= Beginning of Section =

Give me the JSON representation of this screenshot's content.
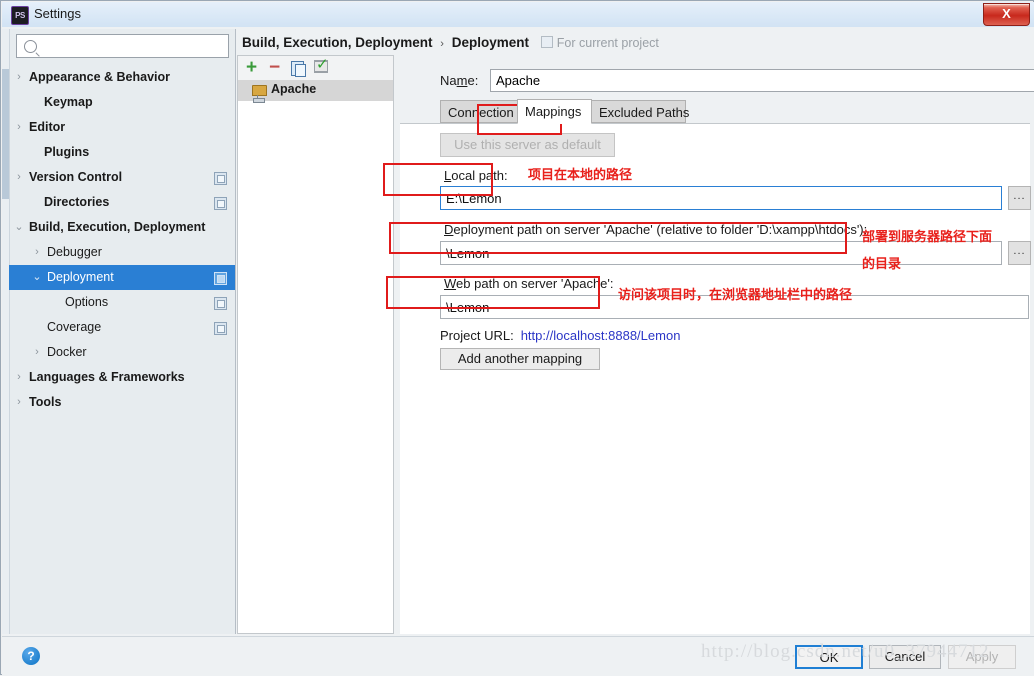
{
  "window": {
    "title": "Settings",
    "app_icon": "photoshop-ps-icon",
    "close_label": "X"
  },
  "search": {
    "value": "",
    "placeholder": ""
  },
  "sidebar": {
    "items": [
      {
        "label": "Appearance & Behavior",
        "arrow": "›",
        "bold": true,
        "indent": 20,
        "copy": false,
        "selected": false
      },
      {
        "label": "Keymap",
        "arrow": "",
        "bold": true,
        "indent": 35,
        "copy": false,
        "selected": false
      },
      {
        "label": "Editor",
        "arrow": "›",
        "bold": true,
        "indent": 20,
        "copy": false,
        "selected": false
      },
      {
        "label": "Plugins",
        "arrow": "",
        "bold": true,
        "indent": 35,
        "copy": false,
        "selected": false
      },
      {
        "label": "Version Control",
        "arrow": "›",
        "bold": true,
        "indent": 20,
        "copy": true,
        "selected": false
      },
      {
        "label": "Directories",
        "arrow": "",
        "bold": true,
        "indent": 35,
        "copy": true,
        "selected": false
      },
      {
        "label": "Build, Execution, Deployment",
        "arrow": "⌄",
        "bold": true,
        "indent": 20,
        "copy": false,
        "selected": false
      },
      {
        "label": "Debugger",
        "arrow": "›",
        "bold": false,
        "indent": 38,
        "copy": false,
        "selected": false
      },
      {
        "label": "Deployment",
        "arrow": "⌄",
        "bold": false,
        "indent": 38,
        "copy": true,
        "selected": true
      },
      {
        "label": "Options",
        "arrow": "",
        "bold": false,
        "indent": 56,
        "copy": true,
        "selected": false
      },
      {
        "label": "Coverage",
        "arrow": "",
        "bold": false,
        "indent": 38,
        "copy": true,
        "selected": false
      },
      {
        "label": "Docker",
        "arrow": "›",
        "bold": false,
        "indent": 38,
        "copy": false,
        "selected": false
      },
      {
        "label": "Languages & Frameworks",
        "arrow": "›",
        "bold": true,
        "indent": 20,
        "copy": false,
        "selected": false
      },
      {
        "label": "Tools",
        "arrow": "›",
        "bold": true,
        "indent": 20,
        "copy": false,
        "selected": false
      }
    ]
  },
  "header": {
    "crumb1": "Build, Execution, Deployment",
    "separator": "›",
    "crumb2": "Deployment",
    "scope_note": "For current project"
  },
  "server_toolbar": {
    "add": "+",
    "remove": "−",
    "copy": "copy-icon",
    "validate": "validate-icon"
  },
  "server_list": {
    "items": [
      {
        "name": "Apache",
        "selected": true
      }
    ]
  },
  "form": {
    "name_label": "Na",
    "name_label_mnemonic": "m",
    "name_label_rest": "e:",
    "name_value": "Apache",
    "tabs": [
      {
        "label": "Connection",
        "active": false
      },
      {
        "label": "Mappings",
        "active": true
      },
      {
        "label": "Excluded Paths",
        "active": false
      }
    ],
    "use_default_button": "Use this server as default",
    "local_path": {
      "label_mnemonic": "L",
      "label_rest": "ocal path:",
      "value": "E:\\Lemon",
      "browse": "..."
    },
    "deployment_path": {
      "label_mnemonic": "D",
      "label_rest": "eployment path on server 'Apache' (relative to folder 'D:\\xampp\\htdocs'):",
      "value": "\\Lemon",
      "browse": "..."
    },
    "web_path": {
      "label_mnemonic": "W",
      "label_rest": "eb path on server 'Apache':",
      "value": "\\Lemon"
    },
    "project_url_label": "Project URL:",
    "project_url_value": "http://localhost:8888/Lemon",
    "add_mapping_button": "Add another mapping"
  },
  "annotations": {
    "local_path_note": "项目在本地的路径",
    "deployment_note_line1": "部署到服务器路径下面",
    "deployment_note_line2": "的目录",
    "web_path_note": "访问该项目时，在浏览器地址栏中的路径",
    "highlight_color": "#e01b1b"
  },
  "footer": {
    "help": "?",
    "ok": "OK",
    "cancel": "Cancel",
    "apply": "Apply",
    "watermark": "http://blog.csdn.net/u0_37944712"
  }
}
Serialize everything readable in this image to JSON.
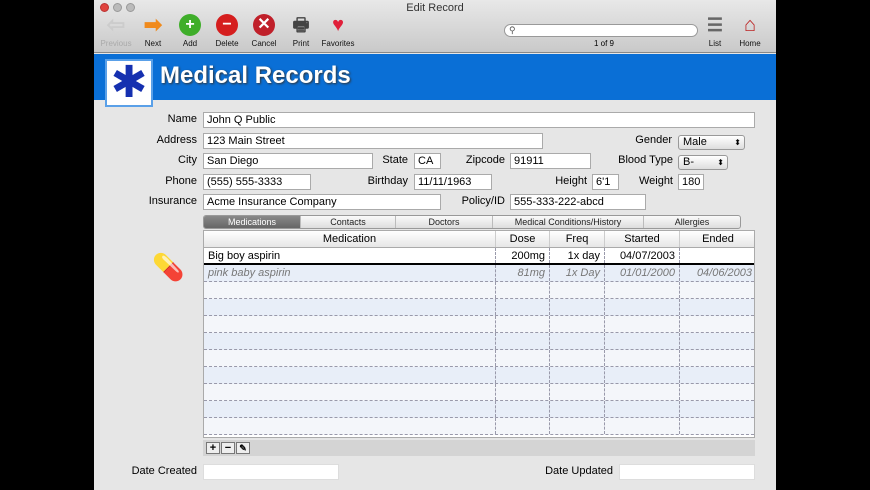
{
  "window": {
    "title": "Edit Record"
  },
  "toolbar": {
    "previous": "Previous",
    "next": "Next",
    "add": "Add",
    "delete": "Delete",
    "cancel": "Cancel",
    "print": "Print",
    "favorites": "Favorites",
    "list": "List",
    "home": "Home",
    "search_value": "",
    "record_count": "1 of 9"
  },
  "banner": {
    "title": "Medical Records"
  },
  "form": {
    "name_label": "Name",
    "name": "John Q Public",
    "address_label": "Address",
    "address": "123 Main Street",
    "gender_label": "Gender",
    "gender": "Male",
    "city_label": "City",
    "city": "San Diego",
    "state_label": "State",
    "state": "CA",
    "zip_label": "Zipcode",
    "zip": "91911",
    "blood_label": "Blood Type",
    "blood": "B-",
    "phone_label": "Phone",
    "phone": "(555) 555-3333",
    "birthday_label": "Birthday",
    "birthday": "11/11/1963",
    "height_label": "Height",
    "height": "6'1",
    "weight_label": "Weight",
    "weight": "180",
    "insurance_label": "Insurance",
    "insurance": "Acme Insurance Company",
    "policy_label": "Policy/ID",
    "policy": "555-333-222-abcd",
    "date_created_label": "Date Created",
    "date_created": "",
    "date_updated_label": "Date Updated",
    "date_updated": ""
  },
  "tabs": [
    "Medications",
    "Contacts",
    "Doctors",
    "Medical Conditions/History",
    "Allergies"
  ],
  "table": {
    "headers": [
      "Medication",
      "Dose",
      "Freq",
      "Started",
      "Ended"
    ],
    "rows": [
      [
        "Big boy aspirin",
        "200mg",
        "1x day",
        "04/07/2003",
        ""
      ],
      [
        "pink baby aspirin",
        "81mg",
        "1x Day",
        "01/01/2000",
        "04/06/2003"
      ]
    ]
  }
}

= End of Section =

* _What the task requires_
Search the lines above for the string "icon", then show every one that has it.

* _Solution for this problem_
    "app_icon": "photoshop-ps-icon",
    "copy": "copy-icon",
    "validate": "validate-icon"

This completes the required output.